=== EXERCISE DESCRIPTION ===
Go through the records below and tally the lines that include "DELICIOUS". Answer with the number only.

=== DATASET EXTRACT ===
******

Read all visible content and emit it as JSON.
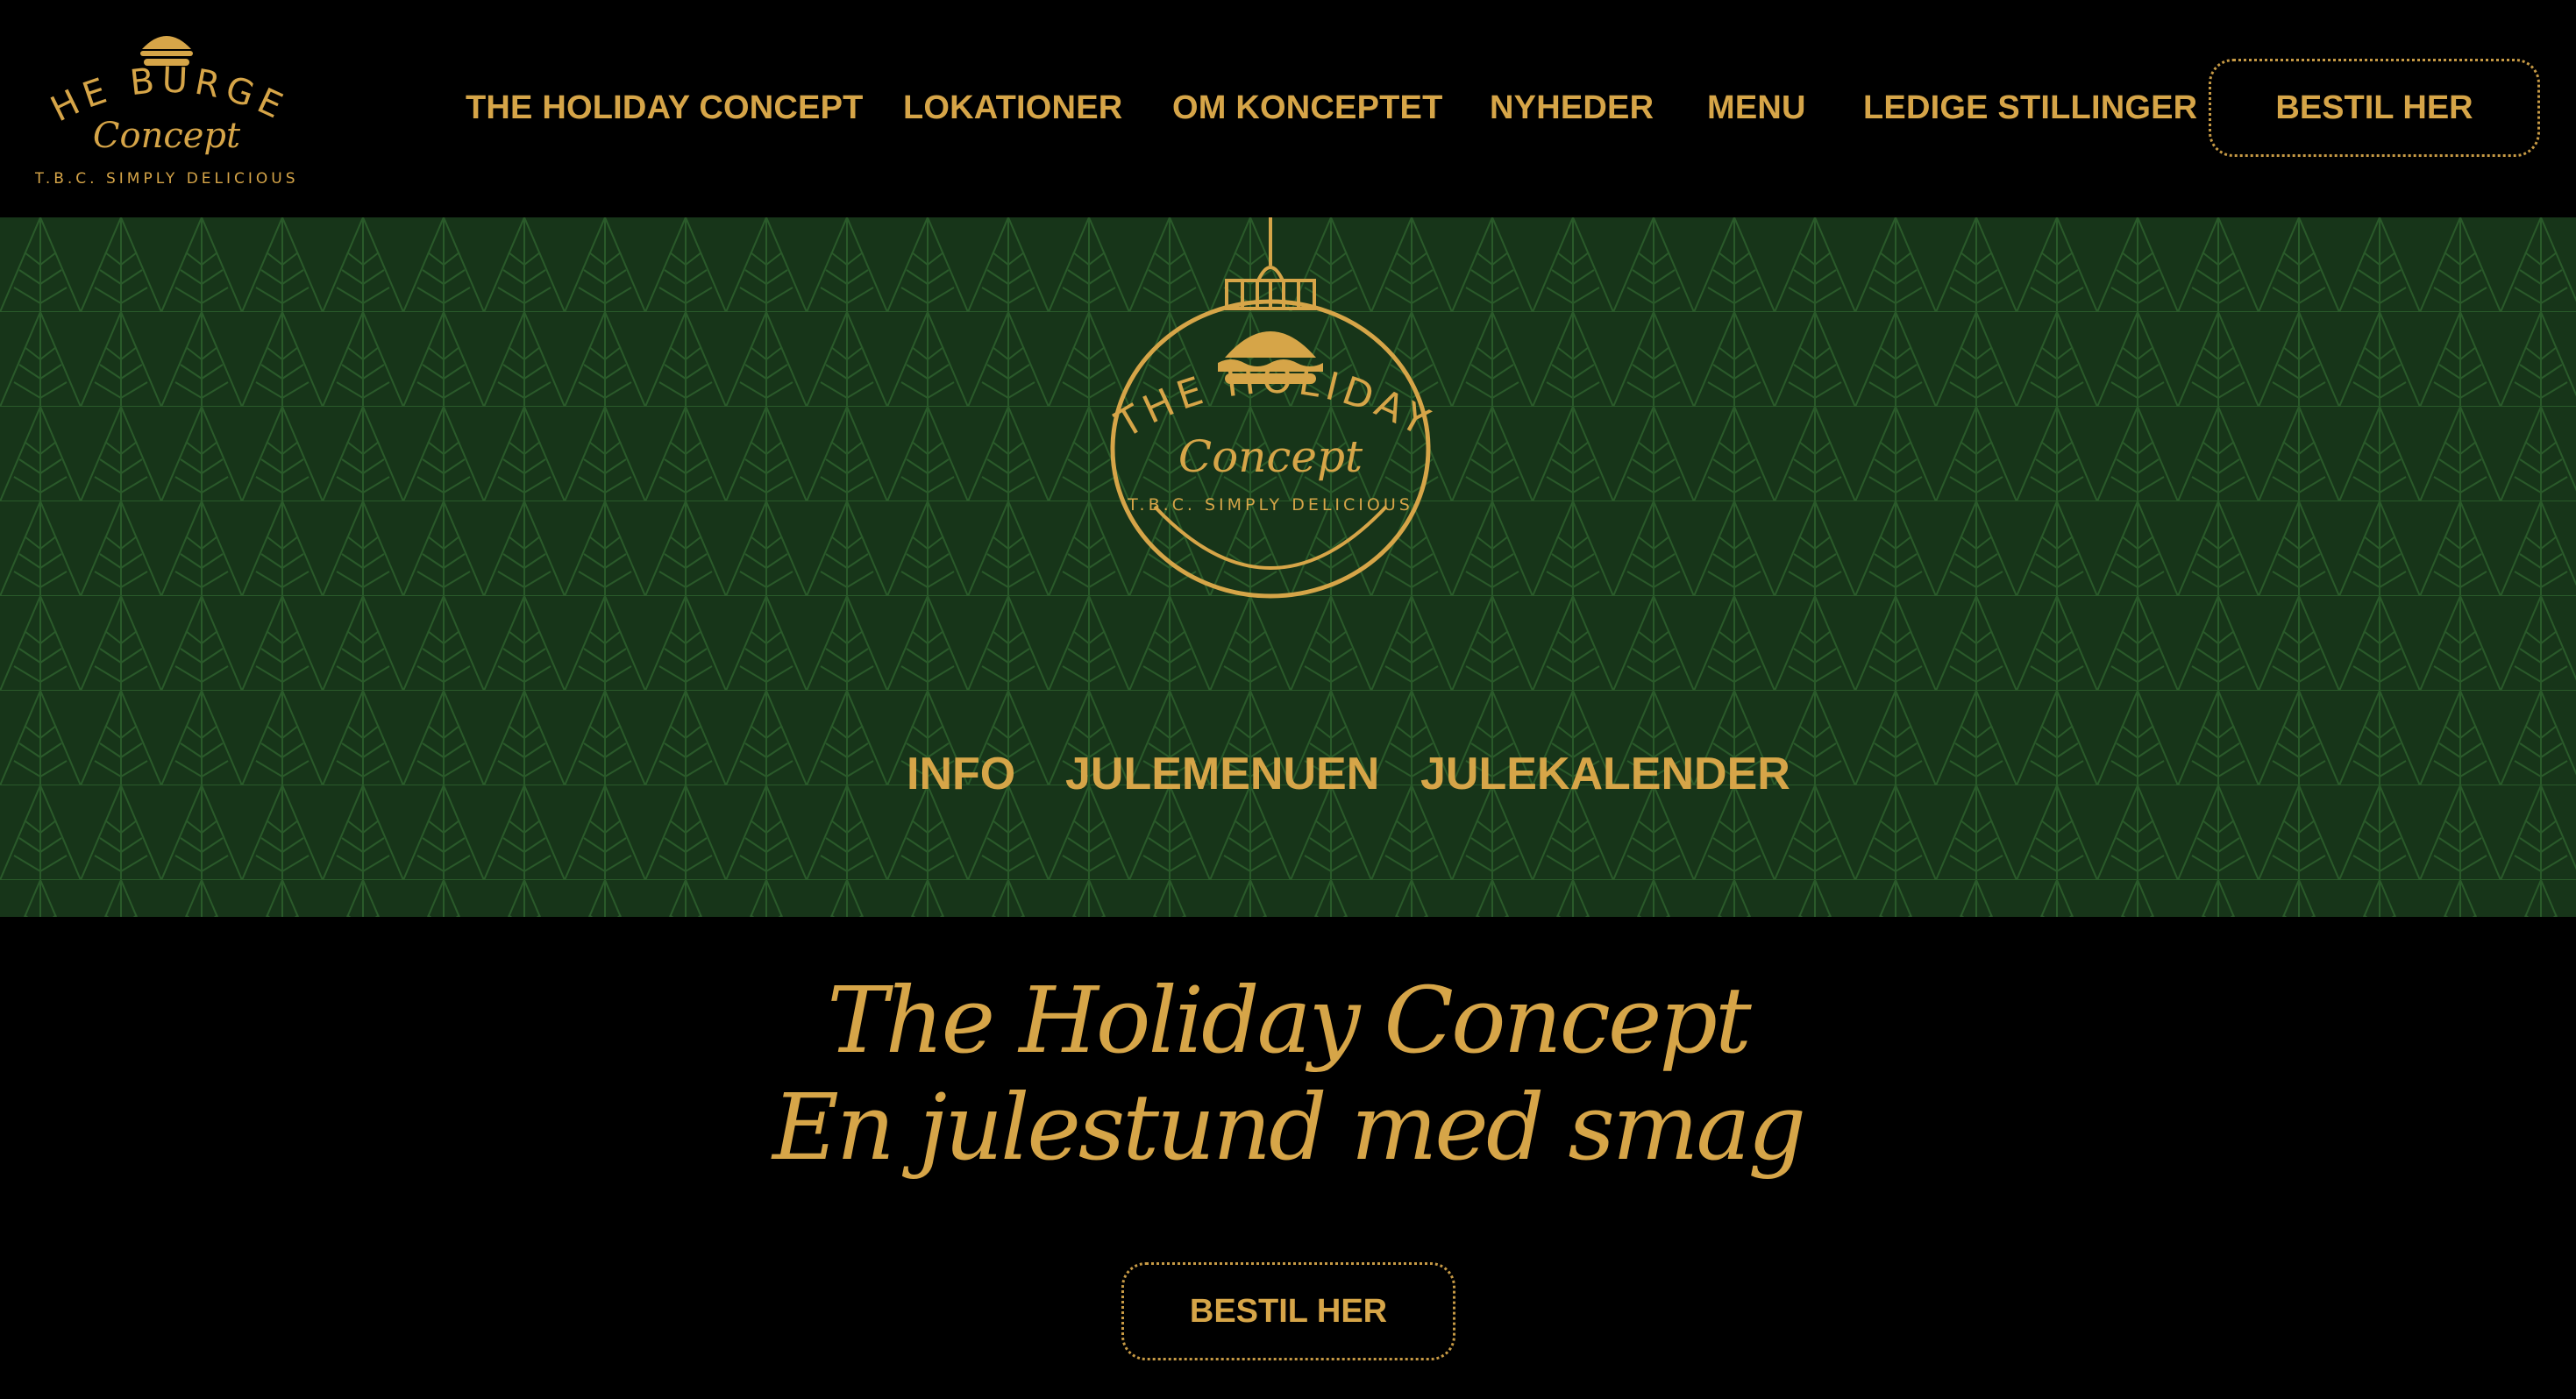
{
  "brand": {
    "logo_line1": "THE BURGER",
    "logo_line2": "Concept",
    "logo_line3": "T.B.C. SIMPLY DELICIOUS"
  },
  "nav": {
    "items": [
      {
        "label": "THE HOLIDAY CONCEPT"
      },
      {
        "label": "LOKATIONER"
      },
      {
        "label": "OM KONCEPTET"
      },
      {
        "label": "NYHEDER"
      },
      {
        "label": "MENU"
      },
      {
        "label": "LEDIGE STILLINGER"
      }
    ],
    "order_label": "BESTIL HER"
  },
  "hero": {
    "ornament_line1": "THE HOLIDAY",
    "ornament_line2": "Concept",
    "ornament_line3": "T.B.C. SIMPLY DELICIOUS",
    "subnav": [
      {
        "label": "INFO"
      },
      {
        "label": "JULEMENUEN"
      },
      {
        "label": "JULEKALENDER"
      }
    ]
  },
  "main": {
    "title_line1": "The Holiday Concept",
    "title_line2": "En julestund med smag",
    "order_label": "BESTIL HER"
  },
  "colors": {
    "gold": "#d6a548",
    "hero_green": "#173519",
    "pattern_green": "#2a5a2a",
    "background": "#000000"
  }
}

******

=== OUTPUT FOR THIS EXERCISE ===
2